Ancient Chinese craftsmen might have learned to use diamonds to
grind and polish ceremonial stone burial axes as long as 6,000
years ago, according to a report published in the February issue of
the journal Archaeometry.
A team of researchers led by Peter J. Lu, a graduate student in
physics at Harvard University's Graduate School of Arts and
Sciences, uncovered strong evidence that the ancient Chinese used
diamonds with a level of skill difficult to achieve even with
modern polishing techniques.
"It's absolutely remarkable that with the best polishing
technologies available today, we couldn't achieve a surface as flat
and smooth as was produced 5,000 years ago," said Lu.
The finding places the earliest known use of diamonds worldwide
thousands of years earlier than was previously believed. Most
scientists believe the earliest use of diamonds was around 500
Lu's work also reveals the only known prehistoric use of
The stone worked into polished axes by China's Liangzhu and
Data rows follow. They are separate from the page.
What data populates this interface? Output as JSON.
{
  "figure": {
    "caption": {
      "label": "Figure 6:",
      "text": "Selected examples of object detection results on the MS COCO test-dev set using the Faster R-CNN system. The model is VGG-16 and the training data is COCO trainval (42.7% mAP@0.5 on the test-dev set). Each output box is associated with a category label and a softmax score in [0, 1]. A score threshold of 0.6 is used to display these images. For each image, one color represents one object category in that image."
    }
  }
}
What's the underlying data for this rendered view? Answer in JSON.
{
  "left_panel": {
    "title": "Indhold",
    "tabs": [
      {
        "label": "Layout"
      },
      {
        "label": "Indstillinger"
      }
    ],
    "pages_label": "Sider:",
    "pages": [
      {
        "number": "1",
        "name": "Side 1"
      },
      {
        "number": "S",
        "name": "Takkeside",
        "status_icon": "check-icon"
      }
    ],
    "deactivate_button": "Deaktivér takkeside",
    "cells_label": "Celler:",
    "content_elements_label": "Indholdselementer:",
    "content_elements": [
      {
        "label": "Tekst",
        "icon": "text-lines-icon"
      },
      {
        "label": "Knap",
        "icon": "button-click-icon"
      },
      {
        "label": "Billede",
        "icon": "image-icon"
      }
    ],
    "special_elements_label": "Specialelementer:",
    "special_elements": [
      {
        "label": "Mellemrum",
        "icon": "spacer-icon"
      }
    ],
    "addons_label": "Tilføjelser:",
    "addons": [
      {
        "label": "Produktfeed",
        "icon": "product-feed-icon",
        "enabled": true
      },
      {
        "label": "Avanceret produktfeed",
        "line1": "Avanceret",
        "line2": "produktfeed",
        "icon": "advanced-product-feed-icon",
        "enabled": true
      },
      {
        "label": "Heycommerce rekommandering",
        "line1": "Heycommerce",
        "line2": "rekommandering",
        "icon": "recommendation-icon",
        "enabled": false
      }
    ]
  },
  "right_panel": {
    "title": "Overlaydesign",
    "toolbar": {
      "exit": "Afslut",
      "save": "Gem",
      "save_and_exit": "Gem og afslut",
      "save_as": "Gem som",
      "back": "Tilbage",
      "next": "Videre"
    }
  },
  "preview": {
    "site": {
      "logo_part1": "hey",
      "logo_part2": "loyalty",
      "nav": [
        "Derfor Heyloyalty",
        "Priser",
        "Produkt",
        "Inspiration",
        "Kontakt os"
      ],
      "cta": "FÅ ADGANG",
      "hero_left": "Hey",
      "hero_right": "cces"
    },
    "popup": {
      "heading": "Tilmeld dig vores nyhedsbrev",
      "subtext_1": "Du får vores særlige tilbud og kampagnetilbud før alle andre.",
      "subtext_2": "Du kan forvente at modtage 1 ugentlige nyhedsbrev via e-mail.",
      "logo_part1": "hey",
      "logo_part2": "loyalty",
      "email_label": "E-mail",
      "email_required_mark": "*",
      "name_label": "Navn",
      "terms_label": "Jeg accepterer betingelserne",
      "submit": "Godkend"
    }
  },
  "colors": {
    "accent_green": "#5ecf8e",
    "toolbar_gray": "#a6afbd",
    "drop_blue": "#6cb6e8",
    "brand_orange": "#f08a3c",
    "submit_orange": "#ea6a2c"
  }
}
Sanxingcun cultures around 4000 to 2500 BC has as its most abundant
element the mineral corundum, known as ruby in its red form and
sapphire in all other colors.
Lu studied four ceremonial axes, ranging in size from 13 to 22
centimeters, found at the tombs of wealthy individuals. Three of
these axes, dating to the Sanxingcun Culture of 4000 to 3800 BC and
the later Liangzhu Culture, came from the Nanjing Museum in China.
The fourth was discovered at a Liangzhu site in Zhejiang
Using X-ray diffraction, electron microprobe analysis and
scanning electron microscopy to examine the polished surfaces, Lu
determined that the axes' original, mirror-smooth surfaces closely
resembled yet were superior to modern stones machine-polished with
diamond. Since corundum is the second-hardest mineral on earth, he
concluded that the surface could only have been achieved by using
diamonds as polishing agents.
Sources of diamonds exist within 250 kilometers of where the
burial axes were found.
Lu's work may eventually yield new insights into the origins of
ancient China's Neolithic artifacts, which include vast quantities
of finely polished jade objects.
"I imagine that Neolithic craftsmen were constantly
experimenting with new tools, materials and techniques," Lu
Lu's co-authors are Paul M. Chaikin of New York University; Nan
Yao of Princeton University; Jenny F. So of the Chinese University of Hong Kong;
George E. Harlow of the American Museum of Natural History; and Lu
Jianfang and Wang Genfu of the Nanjing Museum. The work was
supported primarily by Harvard University's Asia Center.
(China Daily February 18, 2005)